● **Records for the exercise**:
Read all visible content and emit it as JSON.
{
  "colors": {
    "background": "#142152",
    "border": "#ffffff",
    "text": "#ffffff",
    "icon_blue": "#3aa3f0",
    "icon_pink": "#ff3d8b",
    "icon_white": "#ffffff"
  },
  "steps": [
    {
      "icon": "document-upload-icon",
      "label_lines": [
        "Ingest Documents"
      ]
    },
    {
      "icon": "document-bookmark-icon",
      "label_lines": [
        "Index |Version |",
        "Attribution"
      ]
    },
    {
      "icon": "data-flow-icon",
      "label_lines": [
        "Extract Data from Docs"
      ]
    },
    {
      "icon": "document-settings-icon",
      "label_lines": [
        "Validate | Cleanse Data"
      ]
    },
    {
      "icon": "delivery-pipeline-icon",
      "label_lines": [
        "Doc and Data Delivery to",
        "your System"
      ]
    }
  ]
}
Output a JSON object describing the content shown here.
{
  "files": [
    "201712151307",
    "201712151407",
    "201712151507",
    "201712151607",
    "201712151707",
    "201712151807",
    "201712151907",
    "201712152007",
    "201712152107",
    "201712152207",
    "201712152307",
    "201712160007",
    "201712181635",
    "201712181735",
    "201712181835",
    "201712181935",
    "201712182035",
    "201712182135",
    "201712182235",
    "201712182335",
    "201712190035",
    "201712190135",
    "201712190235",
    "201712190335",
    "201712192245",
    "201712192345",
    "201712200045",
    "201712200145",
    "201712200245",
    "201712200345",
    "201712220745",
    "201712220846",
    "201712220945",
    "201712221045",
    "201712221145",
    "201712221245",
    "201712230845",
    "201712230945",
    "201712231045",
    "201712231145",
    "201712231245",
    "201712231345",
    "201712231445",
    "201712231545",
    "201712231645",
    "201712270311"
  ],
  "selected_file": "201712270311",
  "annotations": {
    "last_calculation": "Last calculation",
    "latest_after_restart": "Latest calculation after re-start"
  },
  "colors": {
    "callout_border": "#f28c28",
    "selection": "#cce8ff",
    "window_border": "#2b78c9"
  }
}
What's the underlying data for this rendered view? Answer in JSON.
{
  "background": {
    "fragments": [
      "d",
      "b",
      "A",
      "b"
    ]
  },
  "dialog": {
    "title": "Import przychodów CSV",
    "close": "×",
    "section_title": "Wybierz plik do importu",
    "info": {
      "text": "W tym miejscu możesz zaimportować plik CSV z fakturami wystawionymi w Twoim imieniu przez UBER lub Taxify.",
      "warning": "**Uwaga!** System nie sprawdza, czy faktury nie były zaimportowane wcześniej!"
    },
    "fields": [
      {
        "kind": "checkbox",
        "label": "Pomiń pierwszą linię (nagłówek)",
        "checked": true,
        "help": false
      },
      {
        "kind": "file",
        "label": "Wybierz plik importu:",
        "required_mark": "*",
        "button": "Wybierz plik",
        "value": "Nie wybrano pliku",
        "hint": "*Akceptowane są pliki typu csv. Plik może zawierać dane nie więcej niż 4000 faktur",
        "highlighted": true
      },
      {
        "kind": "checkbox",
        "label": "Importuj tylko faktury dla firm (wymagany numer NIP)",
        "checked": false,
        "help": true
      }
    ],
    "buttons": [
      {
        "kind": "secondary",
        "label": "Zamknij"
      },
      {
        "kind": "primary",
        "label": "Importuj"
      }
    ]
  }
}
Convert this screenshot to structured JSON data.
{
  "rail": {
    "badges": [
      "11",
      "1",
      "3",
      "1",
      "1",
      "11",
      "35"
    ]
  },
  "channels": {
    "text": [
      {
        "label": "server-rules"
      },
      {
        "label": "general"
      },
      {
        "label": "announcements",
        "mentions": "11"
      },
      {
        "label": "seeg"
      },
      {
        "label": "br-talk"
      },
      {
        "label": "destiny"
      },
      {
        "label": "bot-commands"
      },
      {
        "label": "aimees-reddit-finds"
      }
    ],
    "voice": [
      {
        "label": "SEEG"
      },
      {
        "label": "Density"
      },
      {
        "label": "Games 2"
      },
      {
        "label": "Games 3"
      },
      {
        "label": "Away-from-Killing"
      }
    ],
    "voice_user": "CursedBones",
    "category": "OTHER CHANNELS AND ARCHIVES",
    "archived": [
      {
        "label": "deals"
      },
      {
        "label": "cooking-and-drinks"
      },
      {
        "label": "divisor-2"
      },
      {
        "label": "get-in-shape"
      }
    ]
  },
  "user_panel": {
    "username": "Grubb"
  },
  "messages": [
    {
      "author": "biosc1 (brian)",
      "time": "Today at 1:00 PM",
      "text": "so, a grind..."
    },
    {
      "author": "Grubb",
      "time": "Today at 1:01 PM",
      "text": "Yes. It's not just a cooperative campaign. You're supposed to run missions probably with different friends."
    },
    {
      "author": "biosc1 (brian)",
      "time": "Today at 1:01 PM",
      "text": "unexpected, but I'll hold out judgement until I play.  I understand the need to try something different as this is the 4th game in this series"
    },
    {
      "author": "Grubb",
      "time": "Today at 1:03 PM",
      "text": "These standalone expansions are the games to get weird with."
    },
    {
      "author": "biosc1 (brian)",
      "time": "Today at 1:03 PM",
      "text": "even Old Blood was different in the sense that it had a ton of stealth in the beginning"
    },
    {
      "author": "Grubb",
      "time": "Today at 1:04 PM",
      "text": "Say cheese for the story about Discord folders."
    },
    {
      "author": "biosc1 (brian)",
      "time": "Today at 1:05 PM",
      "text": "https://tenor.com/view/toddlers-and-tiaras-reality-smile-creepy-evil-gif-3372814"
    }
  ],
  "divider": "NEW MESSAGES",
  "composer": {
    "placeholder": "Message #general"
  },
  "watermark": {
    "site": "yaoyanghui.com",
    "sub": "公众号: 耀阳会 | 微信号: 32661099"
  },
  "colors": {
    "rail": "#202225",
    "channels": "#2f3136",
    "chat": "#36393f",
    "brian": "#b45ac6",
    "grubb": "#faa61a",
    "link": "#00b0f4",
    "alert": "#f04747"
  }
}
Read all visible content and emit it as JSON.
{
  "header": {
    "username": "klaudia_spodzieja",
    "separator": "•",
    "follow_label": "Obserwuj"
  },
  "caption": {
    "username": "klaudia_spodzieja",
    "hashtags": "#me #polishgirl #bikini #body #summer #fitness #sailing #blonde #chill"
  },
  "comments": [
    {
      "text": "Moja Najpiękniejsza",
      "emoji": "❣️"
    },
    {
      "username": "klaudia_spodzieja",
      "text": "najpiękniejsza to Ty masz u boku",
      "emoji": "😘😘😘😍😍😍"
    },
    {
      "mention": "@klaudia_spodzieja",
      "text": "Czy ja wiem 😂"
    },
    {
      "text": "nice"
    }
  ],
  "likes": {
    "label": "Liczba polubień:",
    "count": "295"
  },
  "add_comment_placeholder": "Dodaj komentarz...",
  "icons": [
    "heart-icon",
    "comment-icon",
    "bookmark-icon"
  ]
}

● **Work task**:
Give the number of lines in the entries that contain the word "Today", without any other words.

● **Output for this exercise**:
7